Dr Gertrude Glossip: The Lascaris-White Centuries
Dear blaze readers, if you were asked to name iconic Australian couples whom would you cite – Sir Robert and Dame Pattie, Dame Joan and Richard, Gough and Margaret, Malcolm and Tammy?
Love them or hate them, many Australians would recognise these couplets. Would you name any queer couples – Bob and Paul, Penny and Sophie, Michael and Johan, Kerryn and Jackie?
Until recent years this wouldn’t have been likely given the hidden nature of our ‘forbidden love’. But surely there is one iconic couple many would recognise - Patrick and Manoly. Here we have a homosexual relationship between one of Australia’s greatest writers Patrick White (our sole literary Nobel Laureate) and Manoly Lascaris.
Their relationship began in the early 1940s when both were servicemen in WW11 and ended with Patrick’s death in 1990 - an enduring relationship of almost 50 years; a testament that gay relationships do survive, and from a period when there was much hostility to the very idea of homosexuality, let alone two men living together!
Both were born in 1912, Patrick 28 May and Manoly 5 August. In their centenary year it’s fitting that Australia, queer and straight, honours one of its greatest sons, indeed one of its greatest homosexual sons, and his loving relationship with Manoly whom David Marr credits as the driving force who kept White to his literary labours. Ah, behind every great gay man…!
Have you read White? Have you seen his plays? Will recounts how he ‘discovered’ White one night in 1983. Returning to his St Kilda flat after an evening shift he flicked on the radio as was his wont; Robyn Williams was introducing The Science Show. Williams then broadcast a speech that White had recently delivered to an anti-nuclear war symposium.
Will recounts being transfixed; profoundly moved and impressed by the eloquence and passion of this man. Next day he rushed out and purchased his first White novel and then progressively ‘devoured’ his whole opus. He’s been a committed White fan ever since; Riders in the Chariot rather than Nobel Prize winning Voss remains his fave.

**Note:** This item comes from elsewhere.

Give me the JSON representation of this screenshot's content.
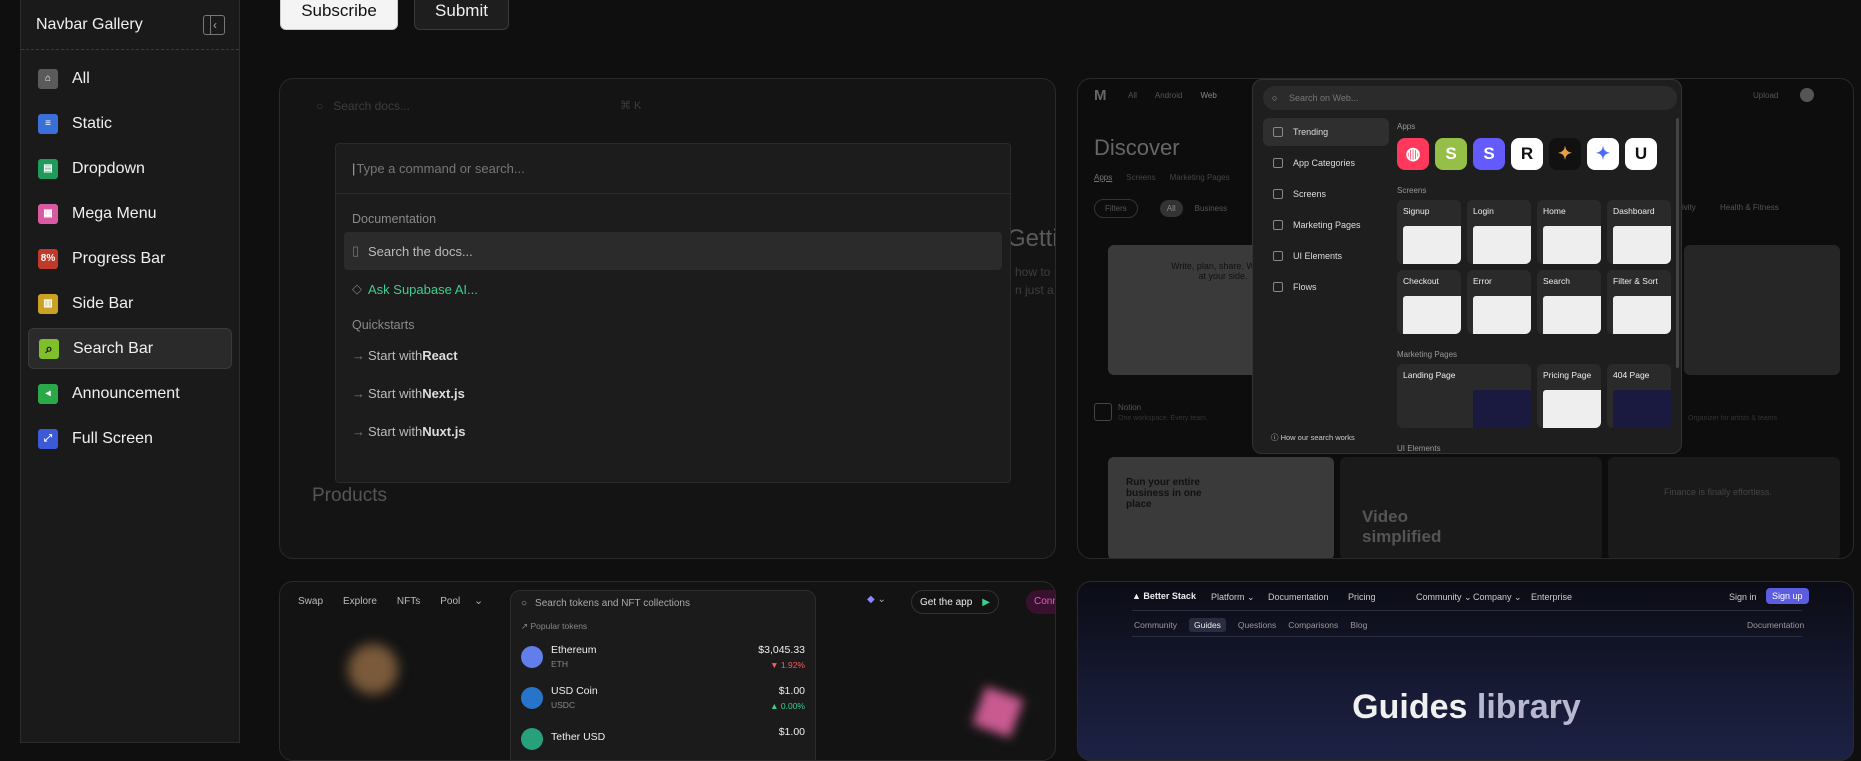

Dear readers, we’re off on a little European jaunt - Helsinki, Prague, Berlin, Vienna and Budapest. We’re taking The Twyborn Affair and Flaws in the Glass as our travelling companions. I urge you to read or reread White during his centenary year and so honour the memory of a great Australian and his enduring relationship with Manoly, the gentle and urbane face of White’s life partnership. I conclude with some White wisdom: “anything of importance – like a garden, a human relationship, a child, a religious faith, even the most convinced brand of atheism has to be worked on constantly if it is to survive.” Good White reading!